The following populations may be at risk for vitamin B6 deficiency and may require a supplement:

  • The Elderly—Many older adults have low blood levels of vitamin B6, which may occur from low intake of the vitamin or accelerated hydrolysis and oxidation of the vitamin.
  • People Who Consume Excessive Amounts of Alcohol—Alcohol impairs the conversion and enhances the hydrolysis of the vitamin.

Vitamin B6, Homocysteine, and Heart Disease

Homocysteine is an amino acid normally found in the blood. However, studies have shown that elevated blood levels of homocysteine can be a risk factor for heart disease and stroke. Because vitamins B6, B12, and folic acid are required for the metabolism of homocysteine, it is thought that a deficiency of any of the three may increase the level of homocysteine in the blood. One would think that taking these vitamins as supplements may offer protection from heart disease. However, clinical trials do not support this idea.

Areas of Research That Have Not Been Supported by Clinical Data

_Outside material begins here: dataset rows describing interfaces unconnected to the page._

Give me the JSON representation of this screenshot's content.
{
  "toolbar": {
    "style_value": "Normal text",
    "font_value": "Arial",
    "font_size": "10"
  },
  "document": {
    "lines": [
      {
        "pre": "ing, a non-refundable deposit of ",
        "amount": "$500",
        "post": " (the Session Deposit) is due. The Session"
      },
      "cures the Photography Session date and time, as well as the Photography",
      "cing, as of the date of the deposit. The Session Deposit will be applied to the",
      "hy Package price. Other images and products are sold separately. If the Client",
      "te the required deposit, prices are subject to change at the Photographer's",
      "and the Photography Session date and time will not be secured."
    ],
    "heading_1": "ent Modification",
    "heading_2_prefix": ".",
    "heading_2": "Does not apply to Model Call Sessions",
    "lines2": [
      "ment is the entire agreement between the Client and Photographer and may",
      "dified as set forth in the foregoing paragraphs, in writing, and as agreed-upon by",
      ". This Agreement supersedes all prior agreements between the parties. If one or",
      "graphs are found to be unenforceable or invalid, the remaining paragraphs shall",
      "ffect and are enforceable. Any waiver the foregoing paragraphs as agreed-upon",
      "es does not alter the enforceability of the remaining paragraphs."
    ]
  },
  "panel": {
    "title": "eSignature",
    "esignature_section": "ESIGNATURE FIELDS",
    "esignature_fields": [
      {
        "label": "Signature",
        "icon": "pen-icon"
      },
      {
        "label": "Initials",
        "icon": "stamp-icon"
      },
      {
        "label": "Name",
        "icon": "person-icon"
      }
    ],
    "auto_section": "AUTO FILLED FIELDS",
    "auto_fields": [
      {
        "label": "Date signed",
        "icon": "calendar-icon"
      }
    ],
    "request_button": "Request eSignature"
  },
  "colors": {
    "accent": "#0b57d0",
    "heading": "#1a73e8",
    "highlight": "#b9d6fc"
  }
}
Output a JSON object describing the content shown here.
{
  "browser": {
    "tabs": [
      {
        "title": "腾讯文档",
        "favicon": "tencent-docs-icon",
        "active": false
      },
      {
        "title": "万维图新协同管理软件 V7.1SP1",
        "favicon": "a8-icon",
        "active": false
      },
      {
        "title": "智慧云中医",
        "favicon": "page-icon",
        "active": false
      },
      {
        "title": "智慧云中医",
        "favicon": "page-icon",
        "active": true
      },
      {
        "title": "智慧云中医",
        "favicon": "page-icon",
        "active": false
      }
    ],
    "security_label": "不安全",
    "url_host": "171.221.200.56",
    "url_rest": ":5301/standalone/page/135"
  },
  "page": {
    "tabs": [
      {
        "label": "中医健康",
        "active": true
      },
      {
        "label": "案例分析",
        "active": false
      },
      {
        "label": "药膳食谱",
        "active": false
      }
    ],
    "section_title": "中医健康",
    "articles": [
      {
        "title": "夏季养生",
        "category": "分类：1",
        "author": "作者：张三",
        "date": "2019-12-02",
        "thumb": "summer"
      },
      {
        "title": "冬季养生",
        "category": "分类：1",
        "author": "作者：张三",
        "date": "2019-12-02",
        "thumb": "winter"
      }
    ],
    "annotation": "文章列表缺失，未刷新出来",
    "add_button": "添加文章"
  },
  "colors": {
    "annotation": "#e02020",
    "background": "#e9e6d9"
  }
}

  • Headache and Depression—Vitamin B6 is needed for the synthesis of neurotransmitters, including serotonin. Low levels of serotonin have been found in individuals suffering from depression and migraine headaches. This led researchers to look at the relationship between vitamin B6, headaches, and depression. So far, vitamin B6 supplements have not proved effective in relieving either.
  • Premenstrual Syndrome (PMS)—There has been much anecdotal evidence that vitamin B6 can help relieve the symptoms of PMS (depression, irritability, bloating, mastalgia). However, clinical trials have failed to support this idea.
  • Carpal Tunnel Syndrome—There is no evidence to support the idea that B6 can ease carpal tunnel syndrome.
  • Morning Sickness—There has been some evidence that high levels of B6 can help allieviate the symptoms, such as nausea, of morning sickness during pregnancy.

Tips for Increasing Your Vitamin B6 Intake

To help increase your intake of vitamin B6:

  • Sprinkle kidney beans or garbanzo beans on a salad
  • Opt for a fortified breakfast cereal—one that is high in fiber—in the morning
  • Slice a banana into your oatmeal or cereal
  • If you take a vitamin supplement, make sure it contains vitamin B6